What is being asked:
Would you retype the whole listing exactly?
◇ ◇ ◇ ◇ ◇
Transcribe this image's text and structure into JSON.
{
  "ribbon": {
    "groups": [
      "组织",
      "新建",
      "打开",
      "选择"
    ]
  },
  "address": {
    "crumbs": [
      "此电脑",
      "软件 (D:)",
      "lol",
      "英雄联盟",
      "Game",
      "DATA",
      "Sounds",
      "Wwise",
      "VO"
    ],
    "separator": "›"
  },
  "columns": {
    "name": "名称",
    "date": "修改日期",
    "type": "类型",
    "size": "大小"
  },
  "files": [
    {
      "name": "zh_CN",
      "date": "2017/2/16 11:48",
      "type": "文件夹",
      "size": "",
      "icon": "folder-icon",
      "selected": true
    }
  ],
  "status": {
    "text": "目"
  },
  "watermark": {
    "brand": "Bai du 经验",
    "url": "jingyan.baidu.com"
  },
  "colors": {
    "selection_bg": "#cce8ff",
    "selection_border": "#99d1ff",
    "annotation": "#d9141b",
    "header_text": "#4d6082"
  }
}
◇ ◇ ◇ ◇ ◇
Solution to this exercise:
Transcribe this image's text and structure into JSON.
{
  "ribbon": {
    "groups": [
      "组织",
      "新建",
      "打开",
      "选择"
    ]
  },
  "address": {
    "crumbs": [
      "此电脑",
      "软件 (D:)",
      "lol",
      "英雄联盟",
      "Game",
      "DATA",
      "Sounds",
      "Wwise",
      "VO"
    ],
    "separator": "›"
  },
  "columns": {
    "name": "名称",
    "date": "修改日期",
    "type": "类型",
    "size": "大小"
  },
  "files": [
    {
      "name": "zh_CN",
      "date": "2017/2/16 11:48",
      "type": "文件夹",
      "size": "",
      "icon": "folder-icon",
      "selected": true
    }
  ],
  "status": {
    "text": "目"
  },
  "watermark": {
    "brand": "Bai du 经验",
    "url": "jingyan.baidu.com"
  },
  "colors": {
    "selection_bg": "#cce8ff",
    "selection_border": "#99d1ff",
    "annotation": "#d9141b",
    "header_text": "#4d6082"
  }
}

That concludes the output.